## WHAT TO DO
All lines holding the word "true" should be located in the records and copied.

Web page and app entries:

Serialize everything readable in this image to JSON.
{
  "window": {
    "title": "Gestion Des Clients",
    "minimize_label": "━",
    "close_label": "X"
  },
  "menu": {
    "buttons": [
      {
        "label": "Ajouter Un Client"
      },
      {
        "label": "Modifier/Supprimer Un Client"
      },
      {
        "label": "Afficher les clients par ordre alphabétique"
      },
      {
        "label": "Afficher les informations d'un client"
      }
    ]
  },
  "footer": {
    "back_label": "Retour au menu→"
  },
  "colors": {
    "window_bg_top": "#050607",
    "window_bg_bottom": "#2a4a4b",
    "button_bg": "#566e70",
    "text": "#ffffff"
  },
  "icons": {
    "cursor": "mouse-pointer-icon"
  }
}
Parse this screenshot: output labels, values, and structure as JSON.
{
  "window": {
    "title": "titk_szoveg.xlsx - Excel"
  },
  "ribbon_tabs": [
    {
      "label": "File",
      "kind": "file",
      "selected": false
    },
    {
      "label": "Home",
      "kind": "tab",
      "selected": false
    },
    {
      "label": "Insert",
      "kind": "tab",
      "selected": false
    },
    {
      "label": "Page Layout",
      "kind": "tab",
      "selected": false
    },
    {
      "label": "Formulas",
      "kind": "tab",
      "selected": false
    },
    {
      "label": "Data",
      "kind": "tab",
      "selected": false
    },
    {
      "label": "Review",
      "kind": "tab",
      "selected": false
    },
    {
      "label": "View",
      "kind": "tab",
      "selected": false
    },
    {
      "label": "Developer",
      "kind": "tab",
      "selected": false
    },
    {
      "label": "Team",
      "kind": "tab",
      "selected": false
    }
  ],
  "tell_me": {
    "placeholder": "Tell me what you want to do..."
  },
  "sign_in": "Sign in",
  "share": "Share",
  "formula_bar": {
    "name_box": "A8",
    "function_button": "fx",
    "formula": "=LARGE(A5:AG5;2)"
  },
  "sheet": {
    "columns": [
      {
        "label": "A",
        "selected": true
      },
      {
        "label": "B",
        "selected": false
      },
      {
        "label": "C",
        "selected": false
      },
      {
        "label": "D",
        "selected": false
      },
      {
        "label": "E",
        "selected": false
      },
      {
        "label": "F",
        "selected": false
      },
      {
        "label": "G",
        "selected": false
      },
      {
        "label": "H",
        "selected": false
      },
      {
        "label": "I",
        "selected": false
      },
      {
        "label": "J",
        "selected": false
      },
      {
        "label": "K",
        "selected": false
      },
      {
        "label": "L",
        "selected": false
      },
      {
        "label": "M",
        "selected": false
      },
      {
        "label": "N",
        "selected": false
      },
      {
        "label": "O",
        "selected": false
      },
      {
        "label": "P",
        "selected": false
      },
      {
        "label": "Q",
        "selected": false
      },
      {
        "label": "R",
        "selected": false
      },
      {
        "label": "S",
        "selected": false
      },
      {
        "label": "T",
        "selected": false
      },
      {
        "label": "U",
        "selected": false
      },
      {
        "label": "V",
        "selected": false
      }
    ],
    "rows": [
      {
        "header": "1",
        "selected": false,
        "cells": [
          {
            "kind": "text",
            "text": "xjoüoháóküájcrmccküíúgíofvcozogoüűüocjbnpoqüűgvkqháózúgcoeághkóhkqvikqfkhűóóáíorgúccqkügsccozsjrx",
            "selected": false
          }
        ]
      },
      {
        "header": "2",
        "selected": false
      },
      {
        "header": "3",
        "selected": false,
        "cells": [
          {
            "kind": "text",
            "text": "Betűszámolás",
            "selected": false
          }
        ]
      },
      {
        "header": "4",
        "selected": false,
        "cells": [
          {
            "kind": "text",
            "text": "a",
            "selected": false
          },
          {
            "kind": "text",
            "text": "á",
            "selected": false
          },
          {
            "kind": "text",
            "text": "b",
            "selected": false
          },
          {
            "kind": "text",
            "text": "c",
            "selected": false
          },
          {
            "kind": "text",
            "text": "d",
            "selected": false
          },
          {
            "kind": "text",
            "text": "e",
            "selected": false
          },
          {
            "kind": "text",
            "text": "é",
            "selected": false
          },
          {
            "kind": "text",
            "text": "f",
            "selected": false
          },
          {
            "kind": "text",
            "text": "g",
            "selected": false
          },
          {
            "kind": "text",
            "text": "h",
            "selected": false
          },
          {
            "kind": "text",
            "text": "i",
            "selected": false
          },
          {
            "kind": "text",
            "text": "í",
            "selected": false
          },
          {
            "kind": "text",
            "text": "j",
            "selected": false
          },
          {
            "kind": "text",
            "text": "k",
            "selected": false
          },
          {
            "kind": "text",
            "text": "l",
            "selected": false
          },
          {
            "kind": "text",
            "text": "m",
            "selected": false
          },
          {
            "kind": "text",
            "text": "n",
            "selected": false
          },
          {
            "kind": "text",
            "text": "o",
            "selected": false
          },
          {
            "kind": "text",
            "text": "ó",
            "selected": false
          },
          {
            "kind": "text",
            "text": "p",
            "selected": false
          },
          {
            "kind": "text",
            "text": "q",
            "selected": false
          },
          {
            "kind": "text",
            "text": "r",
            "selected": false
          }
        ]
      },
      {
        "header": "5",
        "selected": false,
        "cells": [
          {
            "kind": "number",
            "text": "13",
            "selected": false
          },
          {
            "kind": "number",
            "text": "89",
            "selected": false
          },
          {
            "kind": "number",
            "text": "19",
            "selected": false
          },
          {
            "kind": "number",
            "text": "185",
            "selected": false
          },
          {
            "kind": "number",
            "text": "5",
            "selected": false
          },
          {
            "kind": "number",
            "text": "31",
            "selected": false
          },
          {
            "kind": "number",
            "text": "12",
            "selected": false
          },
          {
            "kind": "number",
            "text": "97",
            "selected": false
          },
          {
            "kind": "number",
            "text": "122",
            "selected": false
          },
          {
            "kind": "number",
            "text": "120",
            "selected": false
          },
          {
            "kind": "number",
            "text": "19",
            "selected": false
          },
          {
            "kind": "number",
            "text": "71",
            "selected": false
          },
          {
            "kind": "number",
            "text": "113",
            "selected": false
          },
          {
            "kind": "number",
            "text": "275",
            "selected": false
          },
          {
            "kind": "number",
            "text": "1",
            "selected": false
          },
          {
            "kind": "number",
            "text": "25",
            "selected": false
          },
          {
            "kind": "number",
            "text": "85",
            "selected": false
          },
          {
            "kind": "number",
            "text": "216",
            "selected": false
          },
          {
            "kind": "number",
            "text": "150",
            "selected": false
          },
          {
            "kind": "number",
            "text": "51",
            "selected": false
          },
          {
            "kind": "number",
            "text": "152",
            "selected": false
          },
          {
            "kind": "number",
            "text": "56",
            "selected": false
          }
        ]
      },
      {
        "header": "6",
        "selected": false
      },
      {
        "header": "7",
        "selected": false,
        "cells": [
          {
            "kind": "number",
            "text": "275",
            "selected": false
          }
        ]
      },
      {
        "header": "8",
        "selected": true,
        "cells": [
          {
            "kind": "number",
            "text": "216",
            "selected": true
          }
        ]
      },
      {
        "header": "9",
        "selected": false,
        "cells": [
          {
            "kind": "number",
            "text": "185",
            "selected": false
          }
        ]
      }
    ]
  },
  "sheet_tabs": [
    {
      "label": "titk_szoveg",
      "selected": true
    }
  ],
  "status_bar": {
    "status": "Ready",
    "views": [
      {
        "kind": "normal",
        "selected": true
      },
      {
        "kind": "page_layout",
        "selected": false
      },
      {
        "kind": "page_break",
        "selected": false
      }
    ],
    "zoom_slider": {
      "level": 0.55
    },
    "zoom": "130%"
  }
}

## ANSWER TO THE PROBLEM
        "selected": true
        "selected": true,
            "selected": true
      "selected": true
        "selected": true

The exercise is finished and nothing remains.